Task to complete |
Copy each entry verbatim, excluding its images.

Raw data |
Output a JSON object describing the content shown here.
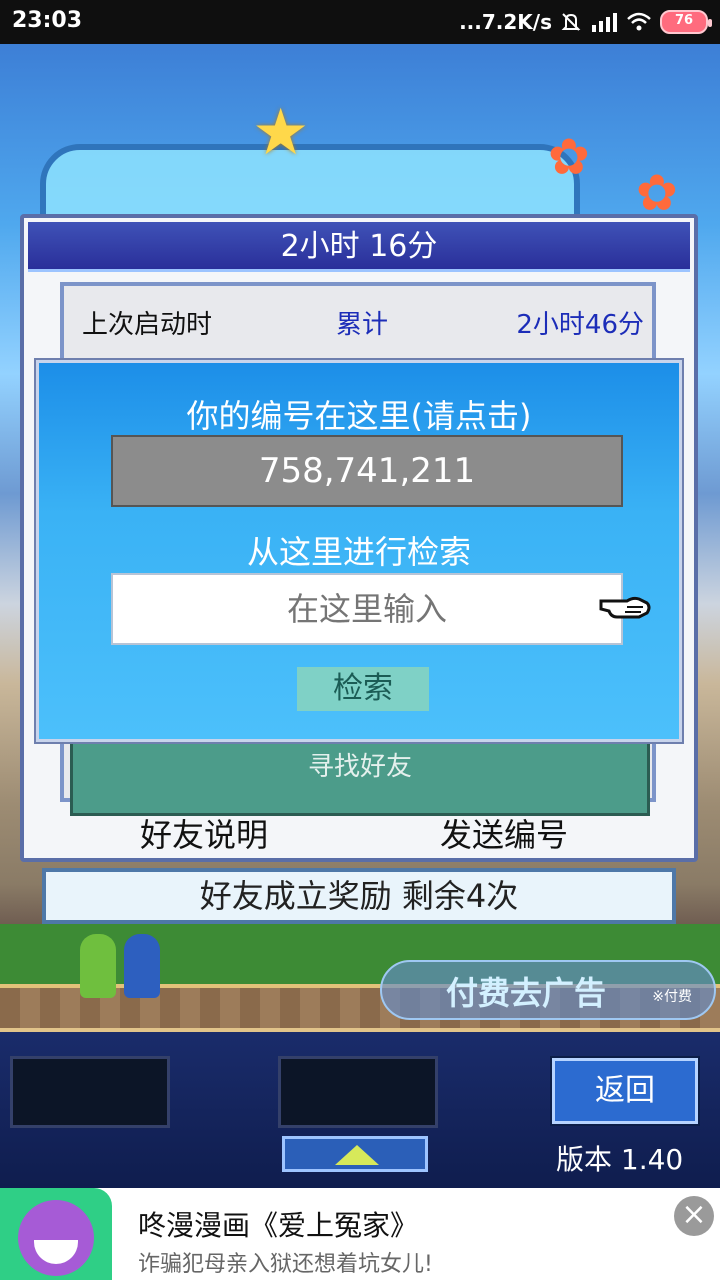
{
  "status_bar": {
    "time": "23:03",
    "network_speed": "...7.2K/s",
    "battery_level": "76",
    "icons": [
      "mute-icon",
      "signal-icon",
      "wifi-icon",
      "battery-icon"
    ]
  },
  "friend_panel": {
    "title": "2小时 16分",
    "last_launch_label": "上次启动时",
    "cumulative_label": "累计",
    "cumulative_value": "2小时46分",
    "find_friends_label": "寻找好友",
    "friend_help_button": "好友说明",
    "send_id_button": "发送编号"
  },
  "id_dialog": {
    "prompt": "你的编号在这里(请点击)",
    "id_number": "758,741,211",
    "search_title": "从这里进行检索",
    "search_placeholder": "在这里输入",
    "search_button": "检索"
  },
  "reward_bar": {
    "text": "好友成立奖励  剩余4次"
  },
  "ad_removal": {
    "label": "付费去广告",
    "sub_label": "※付费"
  },
  "bottom_dock": {
    "back_button": "返回",
    "version": "版本 1.40"
  },
  "ad_banner": {
    "title": "咚漫漫画《爱上冤家》",
    "subtitle": "诈骗犯母亲入狱还想着坑女儿!"
  },
  "colors": {
    "panel_title_bg": "#2a2f9a",
    "dialog_bg": "#3ab2f5",
    "id_box_bg": "#8c8c8c",
    "highlight_blue_text": "#1c2db8",
    "search_button_bg": "#7fd1c6"
  }
}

Response |
Output a JSON object describing the content shown here.
{
  "status_bar": {
    "time": "23:03",
    "network_speed": "...7.2K/s",
    "battery_level": "76",
    "icons": [
      "mute-icon",
      "signal-icon",
      "wifi-icon",
      "battery-icon"
    ]
  },
  "friend_panel": {
    "title": "2小时 16分",
    "last_launch_label": "上次启动时",
    "cumulative_label": "累计",
    "cumulative_value": "2小时46分",
    "find_friends_label": "寻找好友",
    "friend_help_button": "好友说明",
    "send_id_button": "发送编号"
  },
  "id_dialog": {
    "prompt": "你的编号在这里(请点击)",
    "id_number": "758,741,211",
    "search_title": "从这里进行检索",
    "search_placeholder": "在这里输入",
    "search_button": "检索"
  },
  "reward_bar": {
    "text": "好友成立奖励  剩余4次"
  },
  "ad_removal": {
    "label": "付费去广告",
    "sub_label": "※付费"
  },
  "bottom_dock": {
    "back_button": "返回",
    "version": "版本 1.40"
  },
  "ad_banner": {
    "title": "咚漫漫画《爱上冤家》",
    "subtitle": "诈骗犯母亲入狱还想着坑女儿!"
  },
  "colors": {
    "panel_title_bg": "#2a2f9a",
    "dialog_bg": "#3ab2f5",
    "id_box_bg": "#8c8c8c",
    "highlight_blue_text": "#1c2db8",
    "search_button_bg": "#7fd1c6"
  }
}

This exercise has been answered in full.